### TASK:
Report only the number of lines that contain the string "kind" in the records below.

### MATERIAL FOR THE TASK:
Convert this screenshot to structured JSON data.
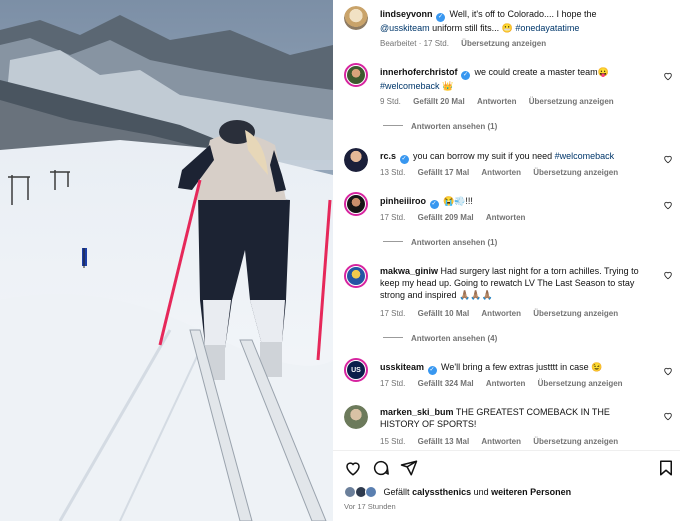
{
  "post": {
    "username": "lindseyvonn",
    "caption_before": " Well, it's off to Colorado.... I hope the ",
    "mention": "@usskiteam",
    "caption_after": " uniform still fits... 😬 ",
    "hashtag": "#onedayatatime",
    "edited": "Bearbeitet · 17 Std.",
    "translate": "Übersetzung anzeigen"
  },
  "comments": [
    {
      "username": "innerhoferchristof",
      "verified": true,
      "text": " we could create a master team😛 ",
      "tag": "#welcomeback",
      "tail": " 👑",
      "time": "9 Std.",
      "likes": "Gefällt 20 Mal",
      "reply": "Antworten",
      "translate": "Übersetzung anzeigen",
      "view_replies": "Antworten ansehen (1)"
    },
    {
      "username": "rc.s",
      "verified": true,
      "text": " you can borrow my suit if you need ",
      "tag": "#welcomeback",
      "tail": "",
      "time": "13 Std.",
      "likes": "Gefällt 17 Mal",
      "reply": "Antworten",
      "translate": "Übersetzung anzeigen"
    },
    {
      "username": "pinheiiiroo",
      "verified": true,
      "text": " 😭💨!!!",
      "tag": "",
      "tail": "",
      "time": "17 Std.",
      "likes": "Gefällt 209 Mal",
      "reply": "Antworten",
      "view_replies": "Antworten ansehen (1)"
    },
    {
      "username": "makwa_giniw",
      "verified": false,
      "text": " Had surgery last night for a torn achilles. Trying to keep my head up. Going to rewatch LV The Last Season to stay strong and inspired 🙏🏽🙏🏽🙏🏽",
      "tag": "",
      "tail": "",
      "time": "17 Std.",
      "likes": "Gefällt 10 Mal",
      "reply": "Antworten",
      "translate": "Übersetzung anzeigen",
      "view_replies": "Antworten ansehen (4)"
    },
    {
      "username": "usskiteam",
      "verified": true,
      "text": " We'll bring a few extras justttt in case 😉",
      "tag": "",
      "tail": "",
      "time": "17 Std.",
      "likes": "Gefällt 324 Mal",
      "reply": "Antworten",
      "translate": "Übersetzung anzeigen"
    },
    {
      "username": "marken_ski_bum",
      "verified": false,
      "text": " THE GREATEST COMEBACK IN THE HISTORY OF SPORTS!",
      "tag": "",
      "tail": "",
      "time": "15 Std.",
      "likes": "Gefällt 13 Mal",
      "reply": "Antworten",
      "translate": "Übersetzung anzeigen"
    }
  ],
  "footer": {
    "liked_prefix": "Gefällt ",
    "liked_user": "calyssthenics",
    "liked_mid": " und ",
    "liked_others": "weiteren Personen",
    "timestamp": "Vor 17 Stunden"
  },
  "icons": [
    "heart-icon",
    "comment-icon",
    "share-icon",
    "bookmark-icon",
    "verified-icon"
  ],
  "colors": {
    "link": "#00376b",
    "muted": "#737373",
    "verified": "#3897f0",
    "story_ring": "#d6249f"
  }
}
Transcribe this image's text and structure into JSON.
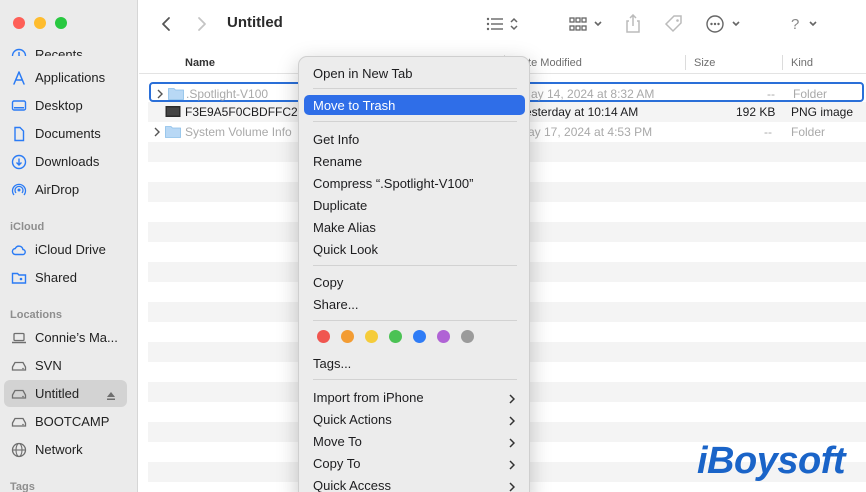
{
  "window": {
    "title": "Untitled"
  },
  "sidebar": {
    "sections": {
      "icloud": "iCloud",
      "locations": "Locations",
      "tags": "Tags"
    },
    "favorites": [
      {
        "label": "Recents",
        "icon": "clock-icon"
      },
      {
        "label": "Applications",
        "icon": "applications-icon"
      },
      {
        "label": "Desktop",
        "icon": "desktop-icon"
      },
      {
        "label": "Documents",
        "icon": "document-icon"
      },
      {
        "label": "Downloads",
        "icon": "download-icon"
      },
      {
        "label": "AirDrop",
        "icon": "airdrop-icon"
      }
    ],
    "icloud": [
      {
        "label": "iCloud Drive",
        "icon": "cloud-icon"
      },
      {
        "label": "Shared",
        "icon": "shared-folder-icon"
      }
    ],
    "locations": [
      {
        "label": "Connie’s Ma...",
        "icon": "laptop-icon"
      },
      {
        "label": "SVN",
        "icon": "drive-icon"
      },
      {
        "label": "Untitled",
        "icon": "drive-icon",
        "selected": true
      },
      {
        "label": "BOOTCAMP",
        "icon": "drive-icon"
      },
      {
        "label": "Network",
        "icon": "network-icon"
      }
    ]
  },
  "columns": {
    "name": "Name",
    "date_modified": "Date Modified",
    "size": "Size",
    "kind": "Kind"
  },
  "files": [
    {
      "name": ".Spotlight-V100",
      "date": "May 14, 2024 at 8:32 AM",
      "size": "--",
      "kind": "Folder",
      "dimmed": true
    },
    {
      "name": "F3E9A5F0CBDFFC2",
      "date": "Yesterday at 10:14 AM",
      "size": "192 KB",
      "kind": "PNG image",
      "dimmed": false
    },
    {
      "name": "System Volume Info",
      "date": "May 17, 2024 at 4:53 PM",
      "size": "--",
      "kind": "Folder",
      "dimmed": true
    }
  ],
  "context_menu": {
    "open_new_tab": "Open in New Tab",
    "move_to_trash": "Move to Trash",
    "get_info": "Get Info",
    "rename": "Rename",
    "compress": "Compress “.Spotlight-V100”",
    "duplicate": "Duplicate",
    "make_alias": "Make Alias",
    "quick_look": "Quick Look",
    "copy": "Copy",
    "share": "Share...",
    "tags_label": "Tags...",
    "tag_colors": [
      "#f05650",
      "#f39c33",
      "#f5cc3a",
      "#4bc254",
      "#2f7cf6",
      "#b063d5",
      "#9b9b9b"
    ],
    "import_iphone": "Import from iPhone",
    "quick_actions": "Quick Actions",
    "move_to": "Move To",
    "copy_to": "Copy To",
    "quick_access": "Quick Access"
  },
  "watermark": "iBoysoft"
}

### REPLY:
4